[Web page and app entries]

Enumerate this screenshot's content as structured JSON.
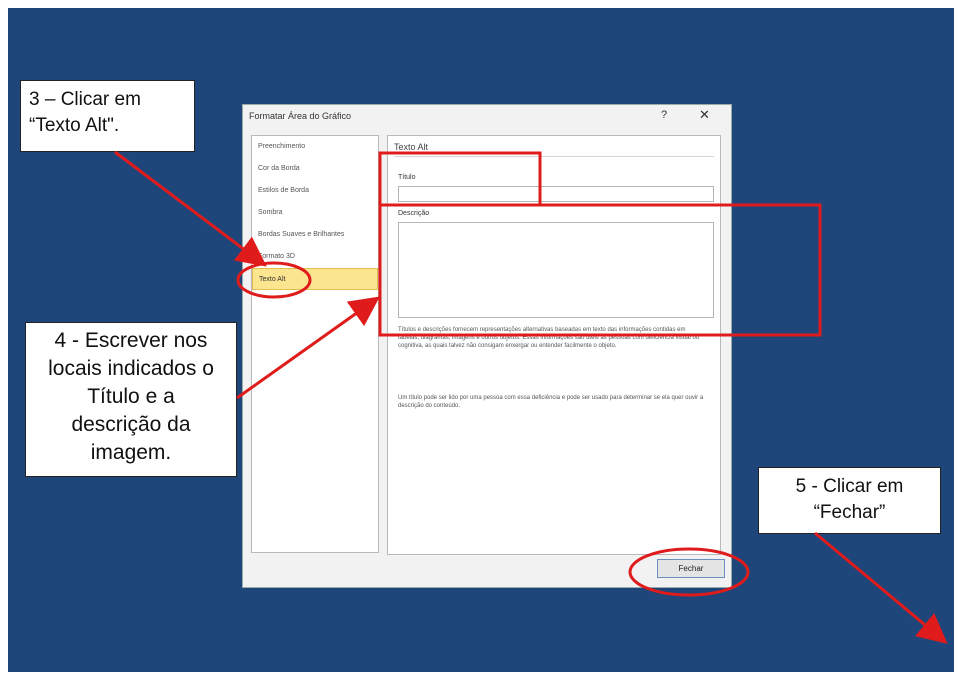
{
  "callouts": {
    "step3": [
      "3 – Clicar em",
      "“Texto Alt\"."
    ],
    "step4": [
      "4 - Escrever nos",
      "locais indicados o",
      "Título e a",
      "descrição da",
      "imagem."
    ],
    "step5": [
      "5 - Clicar em",
      "“Fechar”"
    ]
  },
  "dialog": {
    "title": "Formatar Área do Gráfico",
    "help_glyph": "?",
    "close_glyph": "✕",
    "sidebar": [
      "Preenchimento",
      "Cor da Borda",
      "Estilos de Borda",
      "Sombra",
      "Bordas Suaves e Brilhantes",
      "Formato 3D",
      "Texto Alt"
    ],
    "content": {
      "heading": "Texto Alt",
      "title_label": "Título",
      "description_label": "Descrição",
      "help_text_1": "Títulos e descrições fornecem representações alternativas baseadas em texto das informações contidas em tabelas, diagramas, imagens e outros objetos. Essas informações são úteis às pessoas com deficiência visual ou cognitiva, as quais talvez não consigam enxergar ou entender facilmente o objeto.",
      "help_text_2": "Um título pode ser lido por uma pessoa com essa deficiência e pode ser usado para determinar se ela quer ouvir a descrição do conteúdo."
    },
    "close_button": "Fechar"
  },
  "colors": {
    "background": "#1f467b",
    "annotation": "#e01b1b",
    "selected_item": "#fce58f"
  }
}
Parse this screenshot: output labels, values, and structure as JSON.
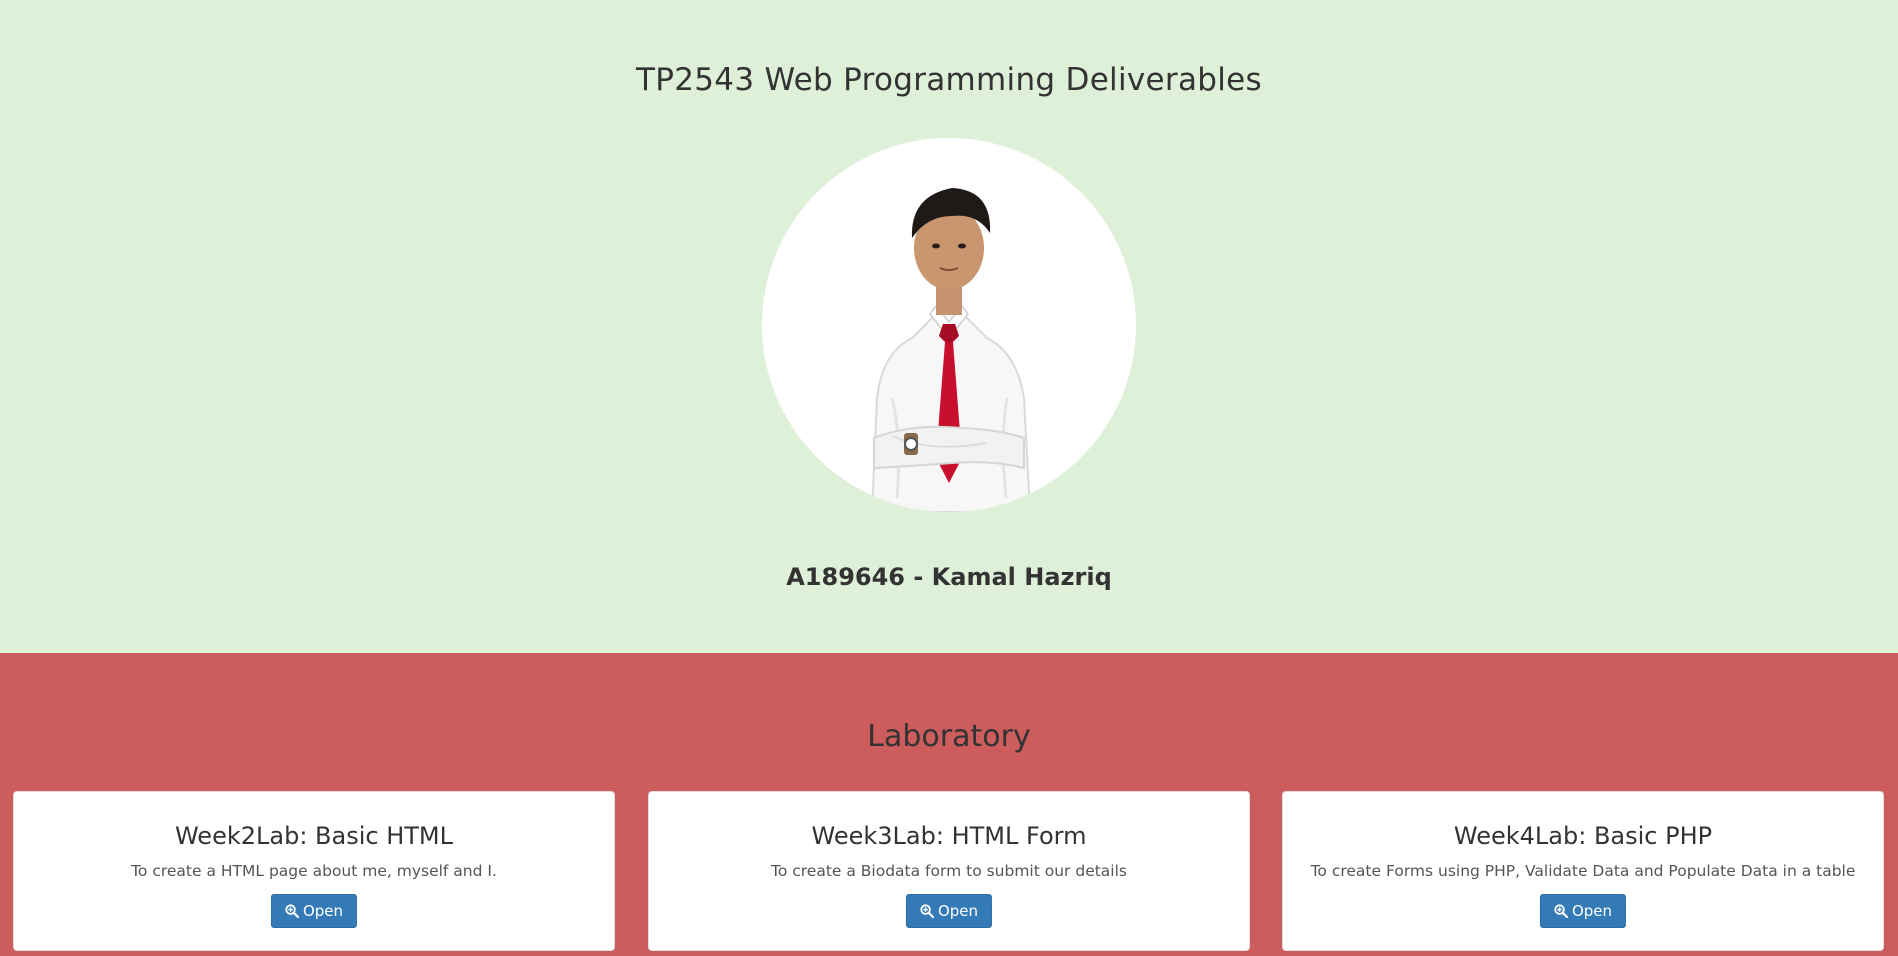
{
  "hero": {
    "title": "TP2543 Web Programming Deliverables",
    "student": "A189646 - Kamal Hazriq",
    "background": "#dff0d8"
  },
  "lab": {
    "title": "Laboratory",
    "background": "#cd5c5c",
    "cards": [
      {
        "title": "Week2Lab: Basic HTML",
        "description": "To create a HTML page about me, myself and I.",
        "button_label": "Open",
        "button_icon": "zoom-in-icon"
      },
      {
        "title": "Week3Lab: HTML Form",
        "description": "To create a Biodata form to submit our details",
        "button_label": "Open",
        "button_icon": "zoom-in-icon"
      },
      {
        "title": "Week4Lab: Basic PHP",
        "description": "To create Forms using PHP, Validate Data and Populate Data in a table",
        "button_label": "Open",
        "button_icon": "zoom-in-icon"
      }
    ]
  },
  "colors": {
    "button": "#337ab7",
    "card": "#ffffff"
  }
}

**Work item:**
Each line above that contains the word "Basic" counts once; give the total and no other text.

**Completed exercise:**
2